Top of Information

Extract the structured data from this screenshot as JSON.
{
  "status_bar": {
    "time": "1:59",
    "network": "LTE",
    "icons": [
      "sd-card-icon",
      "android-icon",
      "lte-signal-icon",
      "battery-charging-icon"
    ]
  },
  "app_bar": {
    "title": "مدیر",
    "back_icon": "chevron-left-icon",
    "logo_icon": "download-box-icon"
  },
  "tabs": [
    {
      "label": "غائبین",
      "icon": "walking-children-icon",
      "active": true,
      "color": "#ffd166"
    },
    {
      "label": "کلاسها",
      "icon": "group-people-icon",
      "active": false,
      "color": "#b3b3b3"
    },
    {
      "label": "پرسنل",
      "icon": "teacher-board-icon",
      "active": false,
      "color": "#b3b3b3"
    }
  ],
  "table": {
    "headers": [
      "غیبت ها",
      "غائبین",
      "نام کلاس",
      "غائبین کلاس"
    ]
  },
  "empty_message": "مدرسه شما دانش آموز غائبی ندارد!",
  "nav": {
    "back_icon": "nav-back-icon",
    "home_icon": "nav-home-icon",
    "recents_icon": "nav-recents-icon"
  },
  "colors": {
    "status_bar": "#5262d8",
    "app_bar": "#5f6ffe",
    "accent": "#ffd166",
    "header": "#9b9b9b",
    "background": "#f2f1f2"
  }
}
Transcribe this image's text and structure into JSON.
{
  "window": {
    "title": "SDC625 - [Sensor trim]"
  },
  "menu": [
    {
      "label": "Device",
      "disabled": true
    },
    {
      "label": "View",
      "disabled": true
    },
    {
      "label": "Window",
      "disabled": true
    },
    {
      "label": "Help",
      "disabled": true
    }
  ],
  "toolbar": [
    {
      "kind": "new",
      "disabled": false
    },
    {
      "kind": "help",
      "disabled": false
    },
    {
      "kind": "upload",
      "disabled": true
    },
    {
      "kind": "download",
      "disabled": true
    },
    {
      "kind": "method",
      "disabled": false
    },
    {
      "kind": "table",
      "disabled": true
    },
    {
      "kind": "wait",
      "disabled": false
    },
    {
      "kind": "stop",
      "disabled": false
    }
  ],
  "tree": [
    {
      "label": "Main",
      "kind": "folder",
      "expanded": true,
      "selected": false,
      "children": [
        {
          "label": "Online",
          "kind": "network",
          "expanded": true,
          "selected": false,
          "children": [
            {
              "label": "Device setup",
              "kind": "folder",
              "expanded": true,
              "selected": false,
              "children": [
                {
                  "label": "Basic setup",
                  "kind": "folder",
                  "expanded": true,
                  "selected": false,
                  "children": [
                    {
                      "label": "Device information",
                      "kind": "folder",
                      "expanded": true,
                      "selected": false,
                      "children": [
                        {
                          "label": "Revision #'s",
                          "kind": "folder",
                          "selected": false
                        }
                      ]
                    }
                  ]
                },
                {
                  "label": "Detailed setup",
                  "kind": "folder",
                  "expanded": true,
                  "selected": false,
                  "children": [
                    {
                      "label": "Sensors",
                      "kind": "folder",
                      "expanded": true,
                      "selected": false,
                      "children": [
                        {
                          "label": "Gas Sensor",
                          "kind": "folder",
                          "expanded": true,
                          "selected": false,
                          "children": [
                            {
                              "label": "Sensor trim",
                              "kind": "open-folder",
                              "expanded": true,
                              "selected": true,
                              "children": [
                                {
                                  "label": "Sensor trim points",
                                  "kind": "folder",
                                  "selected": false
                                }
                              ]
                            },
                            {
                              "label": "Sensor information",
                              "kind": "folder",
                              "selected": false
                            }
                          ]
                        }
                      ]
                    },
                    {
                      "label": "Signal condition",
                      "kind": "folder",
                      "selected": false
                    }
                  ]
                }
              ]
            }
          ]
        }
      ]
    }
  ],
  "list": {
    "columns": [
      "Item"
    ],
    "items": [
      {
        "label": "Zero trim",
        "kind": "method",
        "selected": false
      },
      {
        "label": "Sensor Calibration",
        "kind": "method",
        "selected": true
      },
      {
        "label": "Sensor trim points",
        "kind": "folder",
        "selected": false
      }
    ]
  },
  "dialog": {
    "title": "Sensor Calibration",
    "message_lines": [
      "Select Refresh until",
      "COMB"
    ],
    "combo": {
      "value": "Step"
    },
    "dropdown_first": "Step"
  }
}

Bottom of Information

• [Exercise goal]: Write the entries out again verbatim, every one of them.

• [Response area]:
Extract the structured data from this screenshot as JSON.
{
  "status_bar": {
    "time": "1:59",
    "network": "LTE",
    "icons": [
      "sd-card-icon",
      "android-icon",
      "lte-signal-icon",
      "battery-charging-icon"
    ]
  },
  "app_bar": {
    "title": "مدیر",
    "back_icon": "chevron-left-icon",
    "logo_icon": "download-box-icon"
  },
  "tabs": [
    {
      "label": "غائبین",
      "icon": "walking-children-icon",
      "active": true,
      "color": "#ffd166"
    },
    {
      "label": "کلاسها",
      "icon": "group-people-icon",
      "active": false,
      "color": "#b3b3b3"
    },
    {
      "label": "پرسنل",
      "icon": "teacher-board-icon",
      "active": false,
      "color": "#b3b3b3"
    }
  ],
  "table": {
    "headers": [
      "غیبت ها",
      "غائبین",
      "نام کلاس",
      "غائبین کلاس"
    ]
  },
  "empty_message": "مدرسه شما دانش آموز غائبی ندارد!",
  "nav": {
    "back_icon": "nav-back-icon",
    "home_icon": "nav-home-icon",
    "recents_icon": "nav-recents-icon"
  },
  "colors": {
    "status_bar": "#5262d8",
    "app_bar": "#5f6ffe",
    "accent": "#ffd166",
    "header": "#9b9b9b",
    "background": "#f2f1f2"
  }
}
Transcribe this image's text and structure into JSON.
{
  "window": {
    "title": "SDC625 - [Sensor trim]"
  },
  "menu": [
    {
      "label": "Device",
      "disabled": true
    },
    {
      "label": "View",
      "disabled": true
    },
    {
      "label": "Window",
      "disabled": true
    },
    {
      "label": "Help",
      "disabled": true
    }
  ],
  "toolbar": [
    {
      "kind": "new",
      "disabled": false
    },
    {
      "kind": "help",
      "disabled": false
    },
    {
      "kind": "upload",
      "disabled": true
    },
    {
      "kind": "download",
      "disabled": true
    },
    {
      "kind": "method",
      "disabled": false
    },
    {
      "kind": "table",
      "disabled": true
    },
    {
      "kind": "wait",
      "disabled": false
    },
    {
      "kind": "stop",
      "disabled": false
    }
  ],
  "tree": [
    {
      "label": "Main",
      "kind": "folder",
      "expanded": true,
      "selected": false,
      "children": [
        {
          "label": "Online",
          "kind": "network",
          "expanded": true,
          "selected": false,
          "children": [
            {
              "label": "Device setup",
              "kind": "folder",
              "expanded": true,
              "selected": false,
              "children": [
                {
                  "label": "Basic setup",
                  "kind": "folder",
                  "expanded": true,
                  "selected": false,
                  "children": [
                    {
                      "label": "Device information",
                      "kind": "folder",
                      "expanded": true,
                      "selected": false,
                      "children": [
                        {
                          "label": "Revision #'s",
                          "kind": "folder",
                          "selected": false
                        }
                      ]
                    }
                  ]
                },
                {
                  "label": "Detailed setup",
                  "kind": "folder",
                  "expanded": true,
                  "selected": false,
                  "children": [
                    {
                      "label": "Sensors",
                      "kind": "folder",
                      "expanded": true,
                      "selected": false,
                      "children": [
                        {
                          "label": "Gas Sensor",
                          "kind": "folder",
                          "expanded": true,
                          "selected": false,
                          "children": [
                            {
                              "label": "Sensor trim",
                              "kind": "open-folder",
                              "expanded": true,
                              "selected": true,
                              "children": [
                                {
                                  "label": "Sensor trim points",
                                  "kind": "folder",
                                  "selected": false
                                }
                              ]
                            },
                            {
                              "label": "Sensor information",
                              "kind": "folder",
                              "selected": false
                            }
                          ]
                        }
                      ]
                    },
                    {
                      "label": "Signal condition",
                      "kind": "folder",
                      "selected": false
                    }
                  ]
                }
              ]
            }
          ]
        }
      ]
    }
  ],
  "list": {
    "columns": [
      "Item"
    ],
    "items": [
      {
        "label": "Zero trim",
        "kind": "method",
        "selected": false
      },
      {
        "label": "Sensor Calibration",
        "kind": "method",
        "selected": true
      },
      {
        "label": "Sensor trim points",
        "kind": "folder",
        "selected": false
      }
    ]
  },
  "dialog": {
    "title": "Sensor Calibration",
    "message_lines": [
      "Select Refresh until",
      "COMB"
    ],
    "combo": {
      "value": "Step"
    },
    "dropdown_first": "Step"
  }
}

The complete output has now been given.